--- ABOUT THIS TASK ---
Work through the listing below and state how many of its lines hold the word "JSON". Give no other output.
===== SOURCE RECORDS
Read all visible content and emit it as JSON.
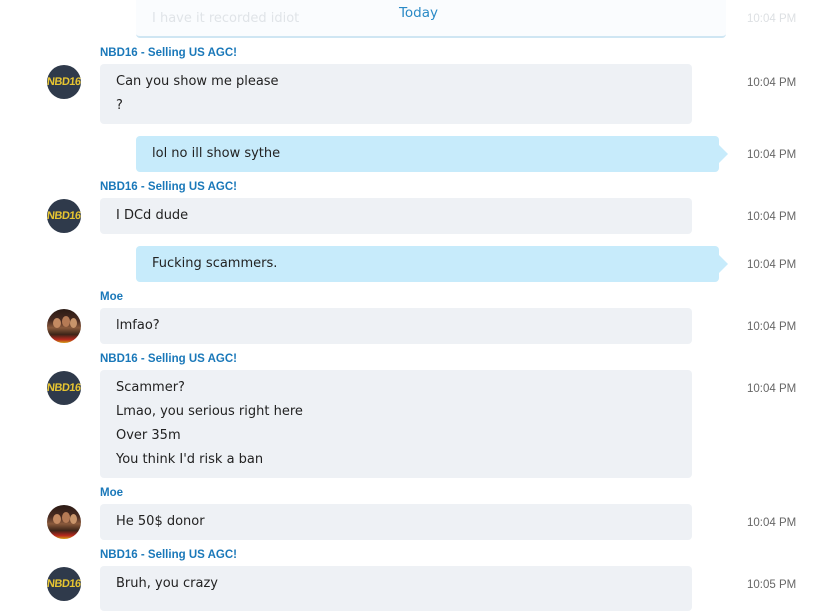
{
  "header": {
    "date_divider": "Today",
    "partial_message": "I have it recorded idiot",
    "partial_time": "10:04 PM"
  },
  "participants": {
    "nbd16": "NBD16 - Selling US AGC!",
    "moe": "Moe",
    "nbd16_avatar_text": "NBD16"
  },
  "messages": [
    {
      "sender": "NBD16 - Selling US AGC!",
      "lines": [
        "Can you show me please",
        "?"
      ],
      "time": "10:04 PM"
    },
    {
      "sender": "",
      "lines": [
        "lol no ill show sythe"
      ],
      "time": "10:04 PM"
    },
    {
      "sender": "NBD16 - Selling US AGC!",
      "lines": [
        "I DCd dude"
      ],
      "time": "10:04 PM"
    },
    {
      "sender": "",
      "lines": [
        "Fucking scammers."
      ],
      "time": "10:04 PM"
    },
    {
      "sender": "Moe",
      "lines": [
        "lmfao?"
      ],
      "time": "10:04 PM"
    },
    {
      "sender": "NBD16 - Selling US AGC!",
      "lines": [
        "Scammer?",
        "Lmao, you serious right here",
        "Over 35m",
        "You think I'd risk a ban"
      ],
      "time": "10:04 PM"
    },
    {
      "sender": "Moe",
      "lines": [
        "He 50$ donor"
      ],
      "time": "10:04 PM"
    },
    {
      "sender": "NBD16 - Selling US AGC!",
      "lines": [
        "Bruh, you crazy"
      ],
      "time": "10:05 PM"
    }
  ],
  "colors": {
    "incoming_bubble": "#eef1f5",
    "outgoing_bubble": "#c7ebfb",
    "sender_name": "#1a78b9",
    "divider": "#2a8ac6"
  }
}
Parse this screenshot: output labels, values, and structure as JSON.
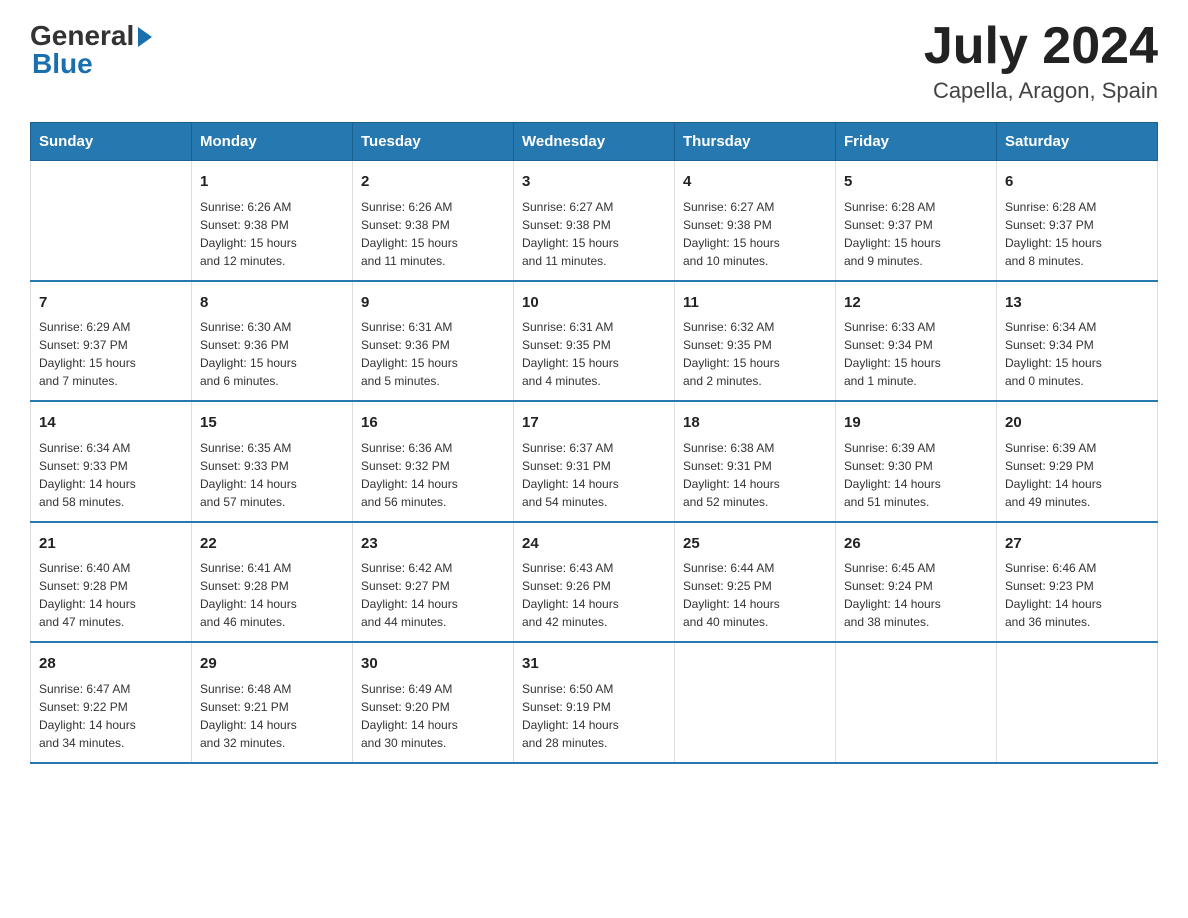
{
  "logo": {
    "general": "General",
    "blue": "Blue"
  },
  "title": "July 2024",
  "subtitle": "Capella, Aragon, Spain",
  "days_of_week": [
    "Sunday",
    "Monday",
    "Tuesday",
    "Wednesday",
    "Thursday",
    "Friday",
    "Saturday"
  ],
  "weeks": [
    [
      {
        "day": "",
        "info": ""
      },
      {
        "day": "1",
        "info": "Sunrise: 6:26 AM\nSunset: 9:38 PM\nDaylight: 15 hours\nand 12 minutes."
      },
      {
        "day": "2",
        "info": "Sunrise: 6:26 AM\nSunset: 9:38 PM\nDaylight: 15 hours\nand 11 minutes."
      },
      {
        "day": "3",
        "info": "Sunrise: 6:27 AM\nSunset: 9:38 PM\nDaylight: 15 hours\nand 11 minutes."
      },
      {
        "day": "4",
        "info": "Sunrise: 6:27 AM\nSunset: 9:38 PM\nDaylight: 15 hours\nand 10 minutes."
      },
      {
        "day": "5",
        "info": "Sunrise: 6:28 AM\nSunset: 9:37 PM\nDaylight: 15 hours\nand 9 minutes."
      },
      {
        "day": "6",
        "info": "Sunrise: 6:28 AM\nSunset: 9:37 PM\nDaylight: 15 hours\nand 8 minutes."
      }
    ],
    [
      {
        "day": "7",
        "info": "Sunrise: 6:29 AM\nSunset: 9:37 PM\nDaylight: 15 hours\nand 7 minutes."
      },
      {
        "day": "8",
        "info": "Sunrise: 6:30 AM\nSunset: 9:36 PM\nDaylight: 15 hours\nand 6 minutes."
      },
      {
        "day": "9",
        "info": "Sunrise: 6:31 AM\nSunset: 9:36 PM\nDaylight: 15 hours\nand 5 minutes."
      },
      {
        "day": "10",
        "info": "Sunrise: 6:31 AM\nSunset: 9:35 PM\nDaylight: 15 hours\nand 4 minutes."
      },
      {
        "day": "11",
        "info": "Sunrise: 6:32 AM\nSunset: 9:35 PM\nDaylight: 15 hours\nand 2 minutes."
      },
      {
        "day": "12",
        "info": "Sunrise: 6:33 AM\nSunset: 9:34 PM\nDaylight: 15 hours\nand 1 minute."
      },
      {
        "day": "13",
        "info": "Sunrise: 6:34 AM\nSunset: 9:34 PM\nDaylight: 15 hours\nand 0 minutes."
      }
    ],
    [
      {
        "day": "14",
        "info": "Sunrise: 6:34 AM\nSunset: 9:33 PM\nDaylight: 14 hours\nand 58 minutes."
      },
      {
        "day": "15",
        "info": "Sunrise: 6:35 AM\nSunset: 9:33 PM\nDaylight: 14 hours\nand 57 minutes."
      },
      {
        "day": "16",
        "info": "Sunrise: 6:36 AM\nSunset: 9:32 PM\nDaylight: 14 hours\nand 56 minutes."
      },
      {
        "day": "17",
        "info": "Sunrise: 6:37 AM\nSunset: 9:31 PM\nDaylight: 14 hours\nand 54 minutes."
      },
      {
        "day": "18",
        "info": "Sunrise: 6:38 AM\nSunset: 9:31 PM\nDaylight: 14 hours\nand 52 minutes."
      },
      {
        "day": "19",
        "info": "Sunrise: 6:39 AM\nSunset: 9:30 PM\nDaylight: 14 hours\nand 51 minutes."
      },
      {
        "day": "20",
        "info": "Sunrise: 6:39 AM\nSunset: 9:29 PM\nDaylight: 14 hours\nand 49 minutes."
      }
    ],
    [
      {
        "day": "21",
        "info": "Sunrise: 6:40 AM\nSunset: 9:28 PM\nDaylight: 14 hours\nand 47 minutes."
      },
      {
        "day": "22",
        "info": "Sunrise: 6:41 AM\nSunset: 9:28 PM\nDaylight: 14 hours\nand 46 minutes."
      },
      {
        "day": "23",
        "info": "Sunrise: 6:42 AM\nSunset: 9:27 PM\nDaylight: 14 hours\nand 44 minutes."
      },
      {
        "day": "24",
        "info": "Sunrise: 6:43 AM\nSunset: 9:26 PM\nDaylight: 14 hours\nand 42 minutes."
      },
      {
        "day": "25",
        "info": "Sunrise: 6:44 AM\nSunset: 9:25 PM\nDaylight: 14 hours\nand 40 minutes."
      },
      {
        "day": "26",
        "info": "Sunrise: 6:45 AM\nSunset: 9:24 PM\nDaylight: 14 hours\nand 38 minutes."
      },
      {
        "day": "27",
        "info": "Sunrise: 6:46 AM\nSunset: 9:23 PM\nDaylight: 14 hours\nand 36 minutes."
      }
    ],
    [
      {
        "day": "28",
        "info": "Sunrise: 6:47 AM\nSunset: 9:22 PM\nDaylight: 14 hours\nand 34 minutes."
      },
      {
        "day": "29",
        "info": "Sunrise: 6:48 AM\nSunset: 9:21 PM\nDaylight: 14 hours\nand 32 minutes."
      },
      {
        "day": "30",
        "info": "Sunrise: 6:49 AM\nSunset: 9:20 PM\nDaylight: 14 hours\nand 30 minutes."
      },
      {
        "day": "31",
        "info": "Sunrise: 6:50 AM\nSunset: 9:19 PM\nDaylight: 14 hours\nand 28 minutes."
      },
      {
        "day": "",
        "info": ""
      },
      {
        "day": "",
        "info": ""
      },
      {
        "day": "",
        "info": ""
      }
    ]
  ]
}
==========
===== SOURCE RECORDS
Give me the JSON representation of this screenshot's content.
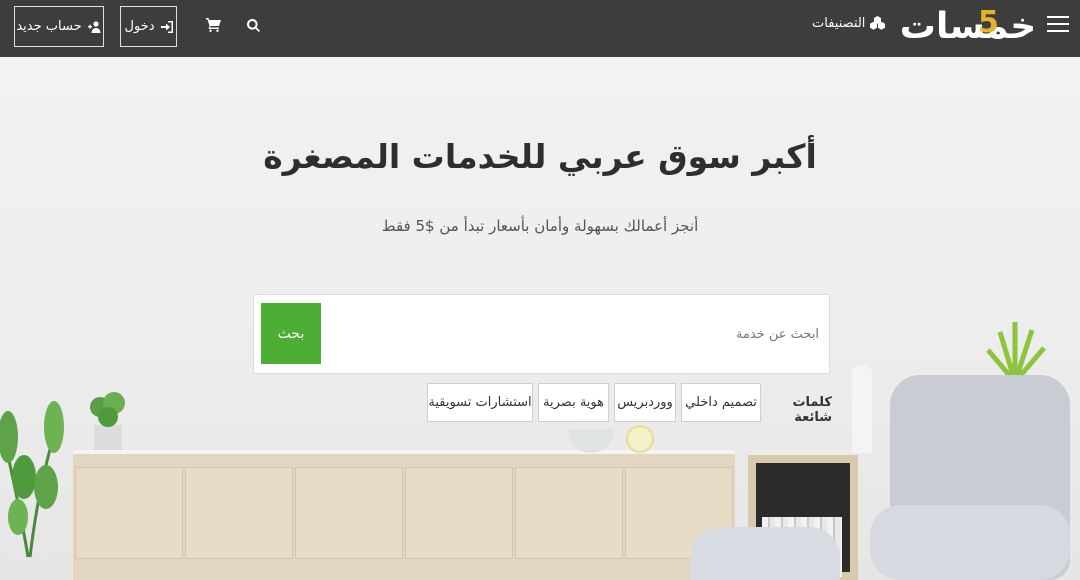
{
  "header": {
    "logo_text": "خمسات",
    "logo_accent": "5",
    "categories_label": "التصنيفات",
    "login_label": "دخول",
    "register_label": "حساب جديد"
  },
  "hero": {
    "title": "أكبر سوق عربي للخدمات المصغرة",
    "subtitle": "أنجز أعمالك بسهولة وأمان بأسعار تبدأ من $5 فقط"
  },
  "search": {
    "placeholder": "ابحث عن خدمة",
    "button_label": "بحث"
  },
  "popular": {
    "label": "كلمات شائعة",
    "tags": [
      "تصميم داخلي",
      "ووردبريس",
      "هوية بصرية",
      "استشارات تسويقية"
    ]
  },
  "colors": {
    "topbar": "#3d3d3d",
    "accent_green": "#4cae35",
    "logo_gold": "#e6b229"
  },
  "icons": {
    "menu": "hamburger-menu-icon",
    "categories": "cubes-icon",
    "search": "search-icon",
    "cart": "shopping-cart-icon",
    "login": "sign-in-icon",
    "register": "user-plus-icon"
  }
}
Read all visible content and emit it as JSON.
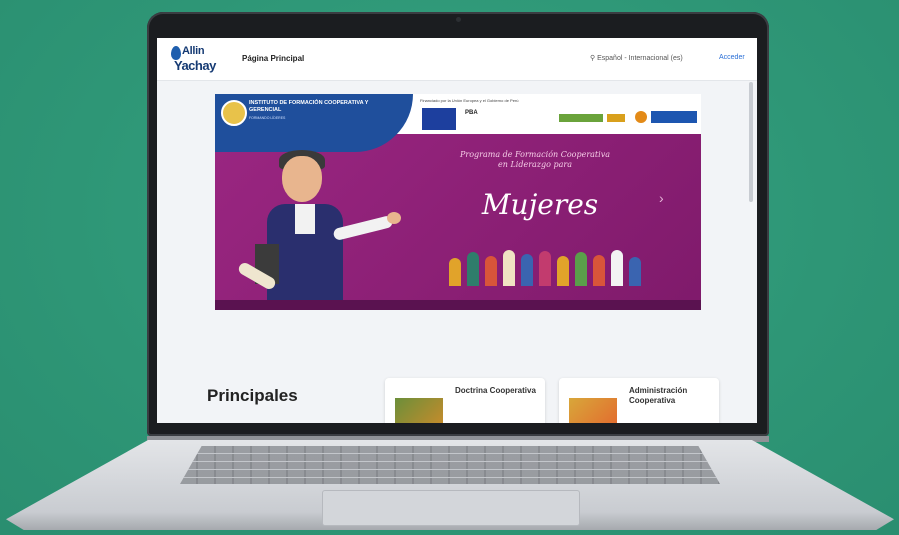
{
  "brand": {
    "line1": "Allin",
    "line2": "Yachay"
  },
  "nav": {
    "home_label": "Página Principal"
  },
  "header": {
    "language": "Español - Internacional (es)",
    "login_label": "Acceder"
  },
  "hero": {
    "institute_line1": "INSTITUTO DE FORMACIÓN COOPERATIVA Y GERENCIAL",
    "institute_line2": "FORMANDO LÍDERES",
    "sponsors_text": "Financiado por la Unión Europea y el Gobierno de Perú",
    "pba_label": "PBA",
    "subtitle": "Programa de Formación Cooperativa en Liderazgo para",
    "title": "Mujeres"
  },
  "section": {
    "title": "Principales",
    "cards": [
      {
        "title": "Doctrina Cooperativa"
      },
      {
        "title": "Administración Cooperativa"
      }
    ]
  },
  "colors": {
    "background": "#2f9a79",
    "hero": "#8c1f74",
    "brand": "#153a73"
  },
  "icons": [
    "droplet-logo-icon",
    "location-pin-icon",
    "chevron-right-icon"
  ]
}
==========
--- OUTPUT ---
4